  29. ^ Macnab, Geoffrey (1 March 2019). "Fighting with My Family review: Far more gripping than its subject matter might suggest". The Independent. Archived from the original on 3 March 2019. Retrieved 7 March 2019.
  30. ^ Edelstein, David (19 June 2019). "Ari Aster's Midsommar Is an Ambitious, Blurry Horror Trip". Vulture. Archived from the original on 19 June 2019.
  31. ^ "Emma Watson in Talks to Join Meryl Streep in 'Little Women'". The Hollywood Reporter. Archived from the original on 26 August 2018. Retrieved 26 August 2018.
  32. ^ Kaufman, Amy (31 October 2019). "How Saoirse Ronan and Florence Pugh updated 'Little Women' for modern feminists". Los Angeles Times. Retrieved 9 December 2019.
  33. ^ Rooney, David (25 November 2019). "'Little Women': Film Review". The Hollywood Reporter. Retrieved 9 December 2019.
  34. ^ Ritman, Alex (6 January 2020). "'Joker' Leads BAFTA 2020 Nominations". The Hollywood Reporter. Retrieved 7 January 2020.
  35. ^ Abad-Santos, Alex; Wilkinson, Alissa (13 January 2020). "Oscars 2020: the full list of nominees". Vox.
  36. ^ Kroll, Justin (18 March 2019). "Scarlett Johansson's 'Black Widow' Movie Adds Florence Pugh". Variety. Retrieved 18 March 2019.
  37. ^ Coggan, Devan (20 July 2019). "Black Widow hits Comic-Con with first details of Scarlett Johansson film". Entertainment Weekly. Archived from the original on 21 July 2019.
  38. ^ Young, Sarah (30 December 2019). "Florence Pugh defends 21-year age gap with boyfriend Zach Braff". The Independent.

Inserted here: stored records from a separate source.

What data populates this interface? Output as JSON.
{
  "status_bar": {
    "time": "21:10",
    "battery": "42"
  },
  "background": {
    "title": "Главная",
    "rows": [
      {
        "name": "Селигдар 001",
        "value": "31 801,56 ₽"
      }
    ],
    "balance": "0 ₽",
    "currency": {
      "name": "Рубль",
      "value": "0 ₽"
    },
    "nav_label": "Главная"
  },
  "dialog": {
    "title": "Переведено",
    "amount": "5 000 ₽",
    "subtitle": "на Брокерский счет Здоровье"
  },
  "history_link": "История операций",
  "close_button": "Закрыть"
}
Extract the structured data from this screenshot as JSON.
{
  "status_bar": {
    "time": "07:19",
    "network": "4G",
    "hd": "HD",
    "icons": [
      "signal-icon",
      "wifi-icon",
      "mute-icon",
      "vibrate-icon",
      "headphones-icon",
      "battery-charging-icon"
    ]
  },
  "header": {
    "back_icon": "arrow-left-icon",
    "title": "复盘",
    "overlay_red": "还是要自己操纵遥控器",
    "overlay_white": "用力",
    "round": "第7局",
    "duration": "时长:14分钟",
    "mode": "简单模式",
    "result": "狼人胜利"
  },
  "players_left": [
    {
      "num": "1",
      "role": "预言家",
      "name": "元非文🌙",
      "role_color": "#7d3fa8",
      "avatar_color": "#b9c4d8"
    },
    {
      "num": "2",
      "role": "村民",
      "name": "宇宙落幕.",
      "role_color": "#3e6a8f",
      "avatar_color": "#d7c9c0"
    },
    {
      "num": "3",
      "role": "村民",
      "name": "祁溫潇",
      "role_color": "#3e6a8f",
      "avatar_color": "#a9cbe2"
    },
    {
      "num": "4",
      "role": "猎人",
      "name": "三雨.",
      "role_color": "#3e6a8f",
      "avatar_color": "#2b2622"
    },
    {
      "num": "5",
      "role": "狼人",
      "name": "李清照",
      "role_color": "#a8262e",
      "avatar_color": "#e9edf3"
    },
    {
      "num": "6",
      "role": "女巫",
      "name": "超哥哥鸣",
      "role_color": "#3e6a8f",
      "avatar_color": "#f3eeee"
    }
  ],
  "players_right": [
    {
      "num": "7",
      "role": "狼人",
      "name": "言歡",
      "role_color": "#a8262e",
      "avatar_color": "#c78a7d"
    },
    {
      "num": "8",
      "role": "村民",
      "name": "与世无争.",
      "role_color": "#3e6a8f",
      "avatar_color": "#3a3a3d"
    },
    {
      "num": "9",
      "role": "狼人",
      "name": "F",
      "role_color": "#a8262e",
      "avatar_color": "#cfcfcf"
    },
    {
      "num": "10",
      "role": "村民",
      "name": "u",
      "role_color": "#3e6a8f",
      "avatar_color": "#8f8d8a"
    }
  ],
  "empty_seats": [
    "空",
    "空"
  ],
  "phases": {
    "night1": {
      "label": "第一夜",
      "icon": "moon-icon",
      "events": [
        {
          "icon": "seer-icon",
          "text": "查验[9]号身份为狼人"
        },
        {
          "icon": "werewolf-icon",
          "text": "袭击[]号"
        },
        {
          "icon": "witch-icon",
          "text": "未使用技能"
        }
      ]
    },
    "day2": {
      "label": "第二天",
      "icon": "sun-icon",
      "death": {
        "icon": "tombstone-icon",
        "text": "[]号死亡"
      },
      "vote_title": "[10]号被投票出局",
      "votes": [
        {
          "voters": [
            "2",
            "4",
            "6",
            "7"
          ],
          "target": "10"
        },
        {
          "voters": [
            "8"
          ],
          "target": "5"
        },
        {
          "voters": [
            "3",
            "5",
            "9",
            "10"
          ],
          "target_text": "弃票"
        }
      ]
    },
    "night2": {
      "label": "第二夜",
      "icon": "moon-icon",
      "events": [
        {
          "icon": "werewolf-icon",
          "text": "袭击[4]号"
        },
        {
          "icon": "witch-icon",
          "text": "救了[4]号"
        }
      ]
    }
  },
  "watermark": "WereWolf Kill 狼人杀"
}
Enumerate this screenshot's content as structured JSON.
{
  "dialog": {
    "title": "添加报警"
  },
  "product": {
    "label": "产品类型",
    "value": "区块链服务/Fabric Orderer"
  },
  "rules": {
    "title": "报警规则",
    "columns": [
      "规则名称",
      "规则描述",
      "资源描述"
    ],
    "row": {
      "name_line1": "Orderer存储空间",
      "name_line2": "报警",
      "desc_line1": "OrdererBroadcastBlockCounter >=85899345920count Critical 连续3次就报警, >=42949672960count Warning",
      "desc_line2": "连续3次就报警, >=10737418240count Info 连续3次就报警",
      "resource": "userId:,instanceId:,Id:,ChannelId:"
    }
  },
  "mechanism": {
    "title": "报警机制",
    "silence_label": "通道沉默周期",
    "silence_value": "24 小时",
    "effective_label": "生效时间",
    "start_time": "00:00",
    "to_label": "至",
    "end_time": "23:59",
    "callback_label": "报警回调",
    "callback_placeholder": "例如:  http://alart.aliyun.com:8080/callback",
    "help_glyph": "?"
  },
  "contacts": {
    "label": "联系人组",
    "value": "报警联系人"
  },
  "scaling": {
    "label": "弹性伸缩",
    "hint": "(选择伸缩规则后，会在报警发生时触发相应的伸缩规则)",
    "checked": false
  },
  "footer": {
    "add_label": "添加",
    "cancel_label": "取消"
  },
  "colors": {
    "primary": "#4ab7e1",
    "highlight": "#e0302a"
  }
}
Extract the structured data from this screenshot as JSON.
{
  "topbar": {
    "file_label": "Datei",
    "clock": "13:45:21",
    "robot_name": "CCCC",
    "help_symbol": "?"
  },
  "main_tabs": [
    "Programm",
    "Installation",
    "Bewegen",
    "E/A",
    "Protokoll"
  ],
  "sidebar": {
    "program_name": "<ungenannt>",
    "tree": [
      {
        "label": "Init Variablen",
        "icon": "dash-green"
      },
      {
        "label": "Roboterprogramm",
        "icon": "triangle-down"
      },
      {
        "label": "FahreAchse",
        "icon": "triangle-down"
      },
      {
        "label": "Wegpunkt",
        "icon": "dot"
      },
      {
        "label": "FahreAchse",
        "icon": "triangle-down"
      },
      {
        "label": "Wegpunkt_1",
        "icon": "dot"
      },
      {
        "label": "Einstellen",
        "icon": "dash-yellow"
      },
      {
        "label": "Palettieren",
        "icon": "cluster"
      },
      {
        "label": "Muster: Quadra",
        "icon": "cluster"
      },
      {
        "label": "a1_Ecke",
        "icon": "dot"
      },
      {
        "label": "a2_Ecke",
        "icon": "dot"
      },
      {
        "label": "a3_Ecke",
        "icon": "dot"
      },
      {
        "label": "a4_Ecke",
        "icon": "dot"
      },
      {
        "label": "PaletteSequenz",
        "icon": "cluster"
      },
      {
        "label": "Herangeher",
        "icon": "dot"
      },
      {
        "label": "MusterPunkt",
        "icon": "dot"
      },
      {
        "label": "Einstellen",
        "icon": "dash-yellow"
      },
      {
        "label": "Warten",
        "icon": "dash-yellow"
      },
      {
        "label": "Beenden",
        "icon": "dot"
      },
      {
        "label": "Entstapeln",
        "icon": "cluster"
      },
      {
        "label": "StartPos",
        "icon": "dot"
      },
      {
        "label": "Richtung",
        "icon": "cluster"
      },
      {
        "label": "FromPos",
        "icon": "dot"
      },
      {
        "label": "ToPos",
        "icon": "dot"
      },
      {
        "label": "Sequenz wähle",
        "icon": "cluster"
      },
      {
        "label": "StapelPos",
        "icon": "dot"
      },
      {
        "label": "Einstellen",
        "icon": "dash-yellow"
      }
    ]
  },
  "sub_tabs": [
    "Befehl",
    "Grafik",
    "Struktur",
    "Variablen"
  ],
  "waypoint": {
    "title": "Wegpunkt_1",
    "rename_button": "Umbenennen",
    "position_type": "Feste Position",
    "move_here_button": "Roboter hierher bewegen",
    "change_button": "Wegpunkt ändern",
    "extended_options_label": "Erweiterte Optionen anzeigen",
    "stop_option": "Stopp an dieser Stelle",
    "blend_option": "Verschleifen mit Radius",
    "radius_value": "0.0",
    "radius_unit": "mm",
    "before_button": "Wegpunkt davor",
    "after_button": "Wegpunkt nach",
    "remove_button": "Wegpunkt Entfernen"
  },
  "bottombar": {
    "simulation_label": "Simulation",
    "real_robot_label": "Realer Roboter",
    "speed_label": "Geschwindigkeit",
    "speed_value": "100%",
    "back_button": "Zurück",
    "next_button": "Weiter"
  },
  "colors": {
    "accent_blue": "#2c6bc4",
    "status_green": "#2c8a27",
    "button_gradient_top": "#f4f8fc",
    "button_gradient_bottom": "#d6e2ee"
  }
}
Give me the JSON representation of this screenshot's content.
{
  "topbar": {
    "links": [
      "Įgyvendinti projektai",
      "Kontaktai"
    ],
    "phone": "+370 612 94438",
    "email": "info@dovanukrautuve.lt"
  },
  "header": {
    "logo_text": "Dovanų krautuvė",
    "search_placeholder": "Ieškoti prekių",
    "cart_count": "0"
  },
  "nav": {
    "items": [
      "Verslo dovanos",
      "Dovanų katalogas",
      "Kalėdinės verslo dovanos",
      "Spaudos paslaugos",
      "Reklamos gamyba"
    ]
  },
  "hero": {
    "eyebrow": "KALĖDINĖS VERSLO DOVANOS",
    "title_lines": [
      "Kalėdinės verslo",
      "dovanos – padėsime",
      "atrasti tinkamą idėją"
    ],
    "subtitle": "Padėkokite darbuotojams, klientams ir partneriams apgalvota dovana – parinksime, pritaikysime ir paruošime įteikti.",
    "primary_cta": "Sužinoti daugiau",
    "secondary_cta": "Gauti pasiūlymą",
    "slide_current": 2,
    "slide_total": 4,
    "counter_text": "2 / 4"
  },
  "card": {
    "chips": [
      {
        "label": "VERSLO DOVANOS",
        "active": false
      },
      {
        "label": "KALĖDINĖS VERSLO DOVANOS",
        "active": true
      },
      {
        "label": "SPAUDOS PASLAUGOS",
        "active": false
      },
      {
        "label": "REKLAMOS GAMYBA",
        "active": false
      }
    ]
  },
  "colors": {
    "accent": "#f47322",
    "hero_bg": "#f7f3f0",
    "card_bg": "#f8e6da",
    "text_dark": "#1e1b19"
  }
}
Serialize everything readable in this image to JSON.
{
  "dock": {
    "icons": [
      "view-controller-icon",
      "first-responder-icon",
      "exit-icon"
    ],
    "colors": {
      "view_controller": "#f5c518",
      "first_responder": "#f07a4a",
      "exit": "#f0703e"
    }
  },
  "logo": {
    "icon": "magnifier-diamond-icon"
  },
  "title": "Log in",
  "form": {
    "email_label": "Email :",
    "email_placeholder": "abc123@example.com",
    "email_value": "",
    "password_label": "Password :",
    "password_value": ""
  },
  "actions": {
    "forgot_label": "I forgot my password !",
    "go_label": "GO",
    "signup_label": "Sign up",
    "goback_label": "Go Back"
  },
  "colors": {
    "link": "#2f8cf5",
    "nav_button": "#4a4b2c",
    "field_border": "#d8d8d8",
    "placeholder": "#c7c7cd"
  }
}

  39. ^ Dove, Rachael (17 December 2019). "Little Women's Florence Pugh on her new role, Meryl Streep and women in Hollywood". The Evening Standard.
  40. ^ Ugwu, Reggie (8 January 2020). "Florence Pugh's True Hollywood Fairy Tale". The New York Times.

External linksEdit